Marimi was detained by state security agents when he “tried to go through an unauthorised area” and he allegedly “attacked physically and insulted in a disrespectful manner an airport customs official”.
He was recalled to South Africa‚ his overseas cost of living allowance was withdrawn and he was told disciplinary action would be taken against him. Back on home soil‚ Marimi waited to hear from Home Affairs but nothing happened.
He then complained to the public protector that the process followed by the department was unfair‚ as was the withdrawal of his allowance. He said the failure to institute disciplinary proceedings had prejudiced his reputation.
The public protector found in his favour and said‚ among other things‚ that the recall was procedurally flawed and amounted to maladministration‚ and that he had been treated unfairly.
The minister and the director-general of Home Affairs tried to have the report – Unjust Forfeiture‚ by then-public protector Thuli Madonsela – set aside in the high court in Pretoria. They argued that Madonsela did not have the powers to investigate the matter and that her conclusion was flawed. They failed to convince Judge Bill Prinsloo but he granted them leave to appeal.

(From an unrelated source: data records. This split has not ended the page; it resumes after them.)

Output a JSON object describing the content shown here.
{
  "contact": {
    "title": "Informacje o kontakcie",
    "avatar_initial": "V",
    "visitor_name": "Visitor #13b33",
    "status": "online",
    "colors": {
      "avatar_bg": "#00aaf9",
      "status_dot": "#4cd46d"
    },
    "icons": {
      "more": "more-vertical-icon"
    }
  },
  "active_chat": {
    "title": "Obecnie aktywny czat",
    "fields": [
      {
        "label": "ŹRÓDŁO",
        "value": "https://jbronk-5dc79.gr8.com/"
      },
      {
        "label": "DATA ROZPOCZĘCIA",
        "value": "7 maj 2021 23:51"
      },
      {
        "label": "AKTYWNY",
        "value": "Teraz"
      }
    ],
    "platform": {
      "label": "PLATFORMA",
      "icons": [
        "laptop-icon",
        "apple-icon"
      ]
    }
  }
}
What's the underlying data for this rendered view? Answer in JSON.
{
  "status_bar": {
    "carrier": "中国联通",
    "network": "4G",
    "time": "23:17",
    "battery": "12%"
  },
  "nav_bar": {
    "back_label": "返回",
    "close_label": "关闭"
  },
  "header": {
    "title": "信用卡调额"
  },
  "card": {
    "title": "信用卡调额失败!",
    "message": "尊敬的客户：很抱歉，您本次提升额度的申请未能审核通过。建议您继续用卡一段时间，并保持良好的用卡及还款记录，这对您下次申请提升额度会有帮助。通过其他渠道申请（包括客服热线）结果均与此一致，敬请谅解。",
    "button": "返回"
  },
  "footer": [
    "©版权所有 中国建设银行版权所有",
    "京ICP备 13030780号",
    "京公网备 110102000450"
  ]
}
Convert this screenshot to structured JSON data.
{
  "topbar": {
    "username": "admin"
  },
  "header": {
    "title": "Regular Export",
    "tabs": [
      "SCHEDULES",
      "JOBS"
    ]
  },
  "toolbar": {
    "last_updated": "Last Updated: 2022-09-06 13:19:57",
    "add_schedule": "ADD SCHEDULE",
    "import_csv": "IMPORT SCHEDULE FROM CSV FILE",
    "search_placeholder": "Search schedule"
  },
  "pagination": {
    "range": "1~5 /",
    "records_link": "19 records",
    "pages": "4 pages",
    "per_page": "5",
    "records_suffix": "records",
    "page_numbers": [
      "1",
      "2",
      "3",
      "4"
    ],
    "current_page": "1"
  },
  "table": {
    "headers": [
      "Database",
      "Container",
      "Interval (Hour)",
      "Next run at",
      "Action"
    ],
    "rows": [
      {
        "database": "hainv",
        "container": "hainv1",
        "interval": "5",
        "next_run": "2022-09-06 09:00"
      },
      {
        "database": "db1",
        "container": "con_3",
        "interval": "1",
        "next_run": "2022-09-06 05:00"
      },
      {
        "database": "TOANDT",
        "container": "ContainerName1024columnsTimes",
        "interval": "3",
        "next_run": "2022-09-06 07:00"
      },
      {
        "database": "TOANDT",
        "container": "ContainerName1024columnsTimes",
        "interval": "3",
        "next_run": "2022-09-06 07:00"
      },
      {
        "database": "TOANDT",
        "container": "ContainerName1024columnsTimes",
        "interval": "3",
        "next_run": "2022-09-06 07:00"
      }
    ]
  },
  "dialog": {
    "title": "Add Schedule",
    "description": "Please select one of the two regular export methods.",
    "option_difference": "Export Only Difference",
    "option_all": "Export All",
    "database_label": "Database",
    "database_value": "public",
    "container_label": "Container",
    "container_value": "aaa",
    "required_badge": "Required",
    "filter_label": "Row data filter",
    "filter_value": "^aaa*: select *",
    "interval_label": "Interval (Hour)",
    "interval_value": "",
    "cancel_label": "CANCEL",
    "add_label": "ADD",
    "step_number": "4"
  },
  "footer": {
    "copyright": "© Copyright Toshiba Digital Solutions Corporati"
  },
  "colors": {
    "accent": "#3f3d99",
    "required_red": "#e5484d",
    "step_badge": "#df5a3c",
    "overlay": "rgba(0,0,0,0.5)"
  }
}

On Thursday the department was dealt another blow by the SCA.[tooltip id=”4500c2f113202943ff1ae30d00c9d4ac”] [/tooltip]“In the founding affidavit‚ no basis is laid for the assertion that the public protector’s conclusion is factually and legally incorrect as well as unreasonable. As the onus rests on an applicant in judicial review proceedings to establish the grounds of review upon which he or she relies‚ the director-general’s bare averments of irregularity are insufficient‚” the court found.[tooltip type=”box” html=”Input Your Content Here” box_background_color=”#eeeeee” box_opacity=”0.95″ box_padding=”10″ box_border_color=”#3F3F3F” box_border_width=”1″ box_border_radius=”0″ id=”4500c2f113202943ff1ae30d00c9d4ac” /]